That The New Abnormal was mostly recorded in Malibu, California with the help of super-producer Rick Rubin (co-founder of the legendary Def Jam Recordings, no less) adds to the sense that this album represents a new trajectory for the Strokes. There are even unconfirmed rumors that the band’s much-publicized internal disputes were put to rest throughout the recording and production process.
Despite the new beginnings, the cover art does give a nod to the band’s New York City roots. ‘Bird on Money’ by Jean-Michel Basquiat, another of NYC’s most famous cultural icons, is the artist’s tribute to one of his heroes, legendary jazz musician Charlie ‘Yardbird’ Parker. It is thought that Basquiat was trying to achieve a jazz-like arrangement of the imagery in this painting, and its creative energy is perhaps indicative of what the Strokes are trying to achieve with The New Abnormal.

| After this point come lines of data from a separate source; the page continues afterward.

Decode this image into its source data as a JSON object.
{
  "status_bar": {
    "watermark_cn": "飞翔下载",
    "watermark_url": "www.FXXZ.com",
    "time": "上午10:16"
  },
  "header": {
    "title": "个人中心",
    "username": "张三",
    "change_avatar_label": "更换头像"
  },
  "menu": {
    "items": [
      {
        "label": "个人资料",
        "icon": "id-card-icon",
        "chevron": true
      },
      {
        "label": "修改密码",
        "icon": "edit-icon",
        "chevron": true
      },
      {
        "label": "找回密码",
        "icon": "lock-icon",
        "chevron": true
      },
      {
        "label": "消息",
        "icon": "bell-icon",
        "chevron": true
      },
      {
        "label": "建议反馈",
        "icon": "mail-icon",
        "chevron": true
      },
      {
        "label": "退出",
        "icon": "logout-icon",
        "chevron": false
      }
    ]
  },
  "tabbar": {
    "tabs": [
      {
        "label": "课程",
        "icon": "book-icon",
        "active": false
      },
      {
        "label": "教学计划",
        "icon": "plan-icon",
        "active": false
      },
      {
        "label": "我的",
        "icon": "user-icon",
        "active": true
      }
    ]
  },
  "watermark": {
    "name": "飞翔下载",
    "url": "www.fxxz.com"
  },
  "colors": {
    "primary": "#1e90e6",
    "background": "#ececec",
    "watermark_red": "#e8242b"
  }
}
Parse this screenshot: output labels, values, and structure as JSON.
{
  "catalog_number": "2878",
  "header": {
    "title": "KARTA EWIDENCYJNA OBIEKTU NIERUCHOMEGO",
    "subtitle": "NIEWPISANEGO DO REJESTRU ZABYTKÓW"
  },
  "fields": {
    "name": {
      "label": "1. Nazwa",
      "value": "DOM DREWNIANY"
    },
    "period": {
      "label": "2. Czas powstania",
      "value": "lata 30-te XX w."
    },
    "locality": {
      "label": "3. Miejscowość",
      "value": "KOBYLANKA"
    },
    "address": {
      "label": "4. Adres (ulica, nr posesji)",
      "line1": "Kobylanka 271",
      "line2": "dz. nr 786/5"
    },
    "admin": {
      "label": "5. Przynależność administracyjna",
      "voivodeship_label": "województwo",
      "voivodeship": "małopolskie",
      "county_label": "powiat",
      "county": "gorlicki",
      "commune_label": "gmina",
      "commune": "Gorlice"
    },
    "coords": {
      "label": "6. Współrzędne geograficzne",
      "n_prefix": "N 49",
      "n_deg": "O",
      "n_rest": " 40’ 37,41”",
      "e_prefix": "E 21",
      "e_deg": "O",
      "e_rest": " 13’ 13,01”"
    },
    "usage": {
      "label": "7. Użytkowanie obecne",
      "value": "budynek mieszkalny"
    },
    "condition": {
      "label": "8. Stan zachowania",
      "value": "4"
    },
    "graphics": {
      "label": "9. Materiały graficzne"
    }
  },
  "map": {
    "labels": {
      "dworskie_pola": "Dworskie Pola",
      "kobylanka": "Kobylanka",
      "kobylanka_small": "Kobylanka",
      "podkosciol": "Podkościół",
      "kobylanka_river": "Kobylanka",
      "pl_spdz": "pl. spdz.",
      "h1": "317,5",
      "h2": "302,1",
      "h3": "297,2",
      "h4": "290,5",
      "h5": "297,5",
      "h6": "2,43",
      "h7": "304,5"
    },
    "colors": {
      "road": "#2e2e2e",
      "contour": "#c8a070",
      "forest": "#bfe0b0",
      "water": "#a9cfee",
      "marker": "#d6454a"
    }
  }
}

It all begins with the bright and bustling “The Adults Are Talking,” an album highlight which, if anything, arrives too early. The staccato guitar notes jump out at you from the unerring hiss of drummer Fabrizio Moretti’s background cymbals, but the track nevertheless feels coherent. The vocal melodies mostly consist of the classic moody Casablancas croon, before the lead singer hits some unexpected high notes which contrast the pervasive longing of the bridge lyrics: “I don’t, I don’t want anything / I know it’s not, it’s not your fault / I don’t want anyone / As I do in life for you”.
The second track, “Selfless”, immediately feels like something from a Beach House album. It’s easy to get lost in the floating, dream pop-like guitar riffs which begin early in the piece and frequently reappear throughout. The languid “Why Are Sundays So Depressing” falls into the same category, but both tracks still manage to pack a reasonable punch despite their dreamy, distracted nature.

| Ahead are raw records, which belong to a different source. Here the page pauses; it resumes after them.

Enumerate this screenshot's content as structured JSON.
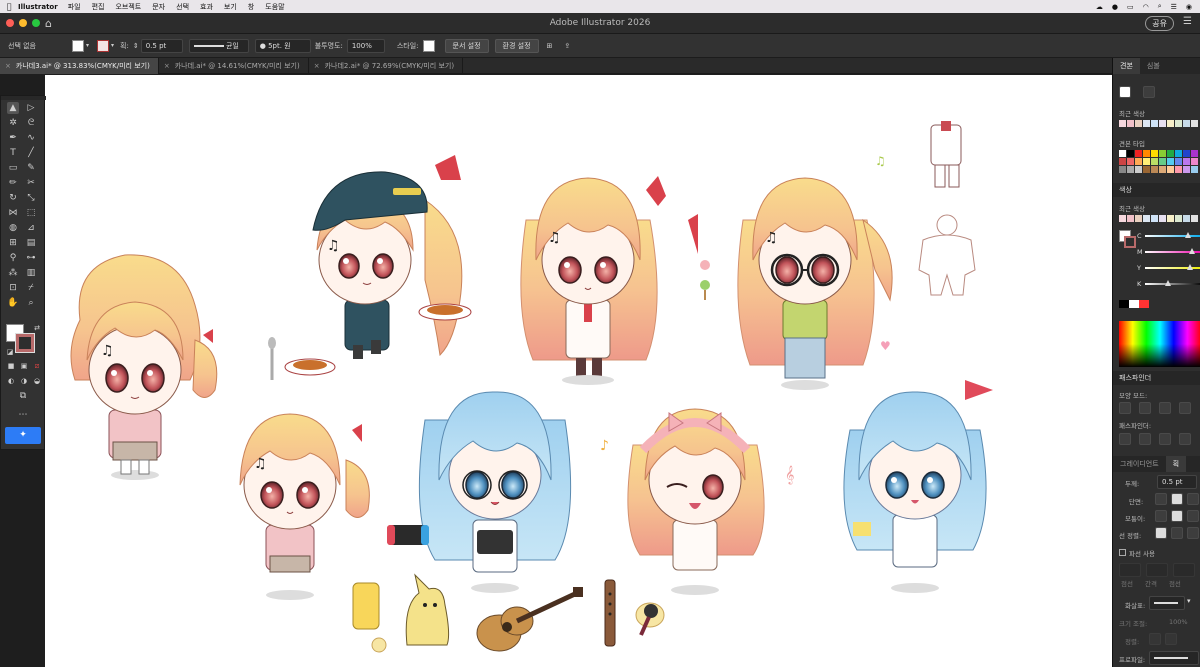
{
  "menubar": {
    "app_name": "Illustrator",
    "items": [
      "파일",
      "편집",
      "오브젝트",
      "문자",
      "선택",
      "효과",
      "보기",
      "창",
      "도움말"
    ]
  },
  "window": {
    "title": "Adobe Illustrator 2026",
    "share_label": "공유"
  },
  "control": {
    "selection_label": "선택 없음",
    "stroke_label": "획:",
    "stroke_value": "0.5 pt",
    "profile_label": "균일",
    "brush_label": "5pt. 원",
    "opacity_label": "불투명도:",
    "opacity_value": "100%",
    "style_label": "스타일:",
    "doc_setup_label": "문서 설정",
    "prefs_label": "환경 설정"
  },
  "tabs": [
    {
      "label": "카나데3.ai* @ 313.83%(CMYK/미리 보기)"
    },
    {
      "label": "카나데.ai* @ 14.61%(CMYK/미리 보기)"
    },
    {
      "label": "카나데2.ai* @ 72.69%(CMYK/미리 보기)"
    }
  ],
  "panels": {
    "swatches_tab": "견본",
    "symbols_tab": "심볼",
    "recent_colors": "최근 색상",
    "swatch_types": "견본 타입",
    "color_head": "색상",
    "recent_colors_2": "최근 색상",
    "channels": [
      "C",
      "M",
      "Y",
      "K"
    ],
    "pathfinder_head": "패스파인더",
    "shape_modes": "모양 모드:",
    "pathfinders": "패스파인더:",
    "gradient_tab": "그레이디언트",
    "stroke_tab": "획",
    "weight_label": "두께:",
    "weight_value": "0.5 pt",
    "cap_label": "단면:",
    "corner_label": "모퉁이:",
    "align_label": "선 정렬:",
    "dashed_label": "파선 사용",
    "dash_labels": [
      "점선",
      "간격",
      "점선"
    ],
    "arrowhead_label": "화살표:",
    "scale_label": "크기 조절:",
    "scale_value": "100%",
    "align2_label": "정렬:",
    "profile_label": "프로파일:"
  },
  "colors": {
    "accent": "#2d7cf6",
    "hair": "#f7dc8a",
    "hair_blue": "#a9d6ef",
    "skin": "#fff3ec"
  }
}
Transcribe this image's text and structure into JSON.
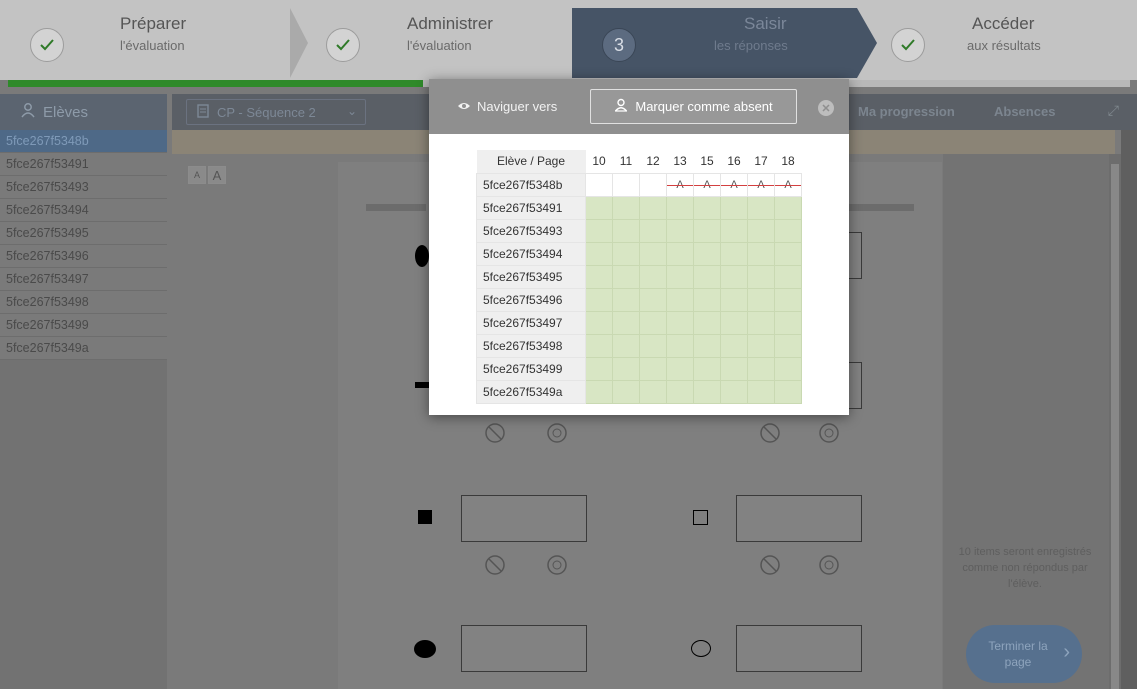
{
  "stepper": {
    "steps": [
      {
        "title": "Préparer",
        "subtitle": "l'évaluation",
        "state": "done"
      },
      {
        "title": "Administrer",
        "subtitle": "l'évaluation",
        "state": "done"
      },
      {
        "number": "3",
        "title": "Saisir",
        "subtitle": "les réponses",
        "state": "active"
      },
      {
        "title": "Accéder",
        "subtitle": "aux résultats",
        "state": "done"
      }
    ],
    "progress_fraction": 0.37
  },
  "sidebar": {
    "header": "Elèves",
    "students": [
      "5fce267f5348b",
      "5fce267f53491",
      "5fce267f53493",
      "5fce267f53494",
      "5fce267f53495",
      "5fce267f53496",
      "5fce267f53497",
      "5fce267f53498",
      "5fce267f53499",
      "5fce267f5349a"
    ],
    "selected_index": 0
  },
  "topbar": {
    "sequence_select": "CP - Séquence 2",
    "tabs": [
      "Ma progression",
      "Absences"
    ]
  },
  "font_buttons": [
    "A",
    "A"
  ],
  "right_panel": {
    "note": "10 items seront enregistrés comme non répondus par l'élève.",
    "finish_button": "Terminer la page"
  },
  "modal": {
    "navigate_label": "Naviguer vers",
    "mark_absent_label": "Marquer comme absent",
    "grid": {
      "header_label": "Elève / Page",
      "pages": [
        "10",
        "11",
        "12",
        "13",
        "15",
        "16",
        "17",
        "18"
      ],
      "rows": [
        {
          "student": "5fce267f5348b",
          "cells": [
            "",
            "",
            "",
            "A",
            "A",
            "A",
            "A",
            "A"
          ]
        },
        {
          "student": "5fce267f53491",
          "cells": [
            "ok",
            "ok",
            "ok",
            "ok",
            "ok",
            "ok",
            "ok",
            "ok"
          ]
        },
        {
          "student": "5fce267f53493",
          "cells": [
            "ok",
            "ok",
            "ok",
            "ok",
            "ok",
            "ok",
            "ok",
            "ok"
          ]
        },
        {
          "student": "5fce267f53494",
          "cells": [
            "ok",
            "ok",
            "ok",
            "ok",
            "ok",
            "ok",
            "ok",
            "ok"
          ]
        },
        {
          "student": "5fce267f53495",
          "cells": [
            "ok",
            "ok",
            "ok",
            "ok",
            "ok",
            "ok",
            "ok",
            "ok"
          ]
        },
        {
          "student": "5fce267f53496",
          "cells": [
            "ok",
            "ok",
            "ok",
            "ok",
            "ok",
            "ok",
            "ok",
            "ok"
          ]
        },
        {
          "student": "5fce267f53497",
          "cells": [
            "ok",
            "ok",
            "ok",
            "ok",
            "ok",
            "ok",
            "ok",
            "ok"
          ]
        },
        {
          "student": "5fce267f53498",
          "cells": [
            "ok",
            "ok",
            "ok",
            "ok",
            "ok",
            "ok",
            "ok",
            "ok"
          ]
        },
        {
          "student": "5fce267f53499",
          "cells": [
            "ok",
            "ok",
            "ok",
            "ok",
            "ok",
            "ok",
            "ok",
            "ok"
          ]
        },
        {
          "student": "5fce267f5349a",
          "cells": [
            "ok",
            "ok",
            "ok",
            "ok",
            "ok",
            "ok",
            "ok",
            "ok"
          ]
        }
      ]
    }
  },
  "colors": {
    "progress_green": "#2f8a2a",
    "active_step": "#465466",
    "grid_done_green": "#d8e6c4",
    "absent_strike": "#d34040"
  }
}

“Brooklyn Bridge To Chorus” is as questionable a name for a track as the song itself is curious. The early ratatat-esque guitars are infused with repetitive, high-pitched synth keyboards, the inspiration for which is alluded to in the song’s lyrics: “And the ‘80s song, yeah, how did it go? / And the ‘80s bands? Oh, where did they go?”. The finished product doesn’t really sit together perfectly, but it’s catchy enough to have warranted being the third and final single from The New Abnormal to be released before the full LP.
The second such single, “Bad Decisions,” is an obvious cover of Billy Idol’s 1981 hit “Dancing with Myself,” so much so that the former Generation X frontman and bassist Tony James are given writing credits on The New Abnormal. A peculiarity on an album that is so much about the Strokes’ new creative direction, but also a clear nod to the new wave/post-punk influences that have evidently provided the band with their recent inspiration. This also happens to be the point of the album at which Albert Hammond Jr and Nick Valensi’s lead guitars are at their punchy best.

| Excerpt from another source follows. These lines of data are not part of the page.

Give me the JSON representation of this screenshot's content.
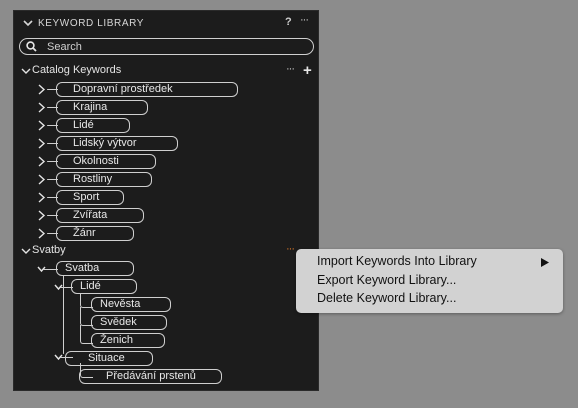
{
  "panel": {
    "title": "KEYWORD LIBRARY",
    "help_label": "?",
    "more_label": "···",
    "search_placeholder": "Search"
  },
  "catalog": {
    "title": "Catalog Keywords",
    "more_label": "···",
    "add_label": "+",
    "items": [
      {
        "label": "Dopravní prostředek"
      },
      {
        "label": "Krajina"
      },
      {
        "label": "Lidé"
      },
      {
        "label": "Lidský výtvor"
      },
      {
        "label": "Okolnosti"
      },
      {
        "label": "Rostliny"
      },
      {
        "label": "Sport"
      },
      {
        "label": "Zvířata"
      },
      {
        "label": "Žánr"
      }
    ]
  },
  "svatby": {
    "title": "Svatby",
    "more_label": "···",
    "tree": {
      "root": "Svatba",
      "lide": "Lidé",
      "lide_children": [
        "Nevěsta",
        "Svědek",
        "Ženich"
      ],
      "situace": "Situace",
      "situace_children": [
        "Předávání prstenů"
      ]
    }
  },
  "context_menu": {
    "items": [
      {
        "label": "Import Keywords Into Library",
        "has_submenu": true
      },
      {
        "label": "Export Keyword Library..."
      },
      {
        "label": "Delete Keyword Library..."
      }
    ]
  },
  "colors": {
    "background": "#8c8c8c",
    "panel": "#1c1c1c",
    "accent_more": "#e07b2a",
    "menu": "#d2d2d2"
  }
}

“Eternal Summer” is the album’s mid-point and longest track, a six-minute cruise which again unashamedly invokes those new wave sounds so typical of bands from the mid-1980s. The New Abnormal’s lead single, “At The Door,” then provides a strangely laborious dirge, charming animated video aside, before “Why Are Sundays So Depressing” paradoxically lifts the mood of the whole affair once again.
One of the defining bands of the noughties then channels the spirit of another on the penultimate track “Not The Same Anymore.” The song’s opening refrain “You’re not the same anymore / Don’t wanna play that game anymore / You’d make a better window than a door” sounds as if it’s been taken directly from the Arctic Monkeys’ 2013 single “Do I Wanna Know?”.
Rather disappointingly, The New Abnormal then finishes with more of a whimper than a bang. “Ode To The Mets,” named for the New York City baseball team, whimsically reflects on the band’s time spent in the city together: “Old friends, long forgotten / The old ways at the bottom / Of the ocean now has swallowed / The only thing that’s left is us.”
The theme of old friends putting their differences aside is prevalent throughout The New Abnormal. Short soundbites from the recording studio cut in between tracks give the impression that the album was borne out of a group of five guys just enjoying jamming together above all else.
Perhaps that enjoyment is the reason why The New Abnormal shows that there’s life in The Strokes yet, even if their latest offering doesn’t quite reach the dizzying heights of their early noughties glory days.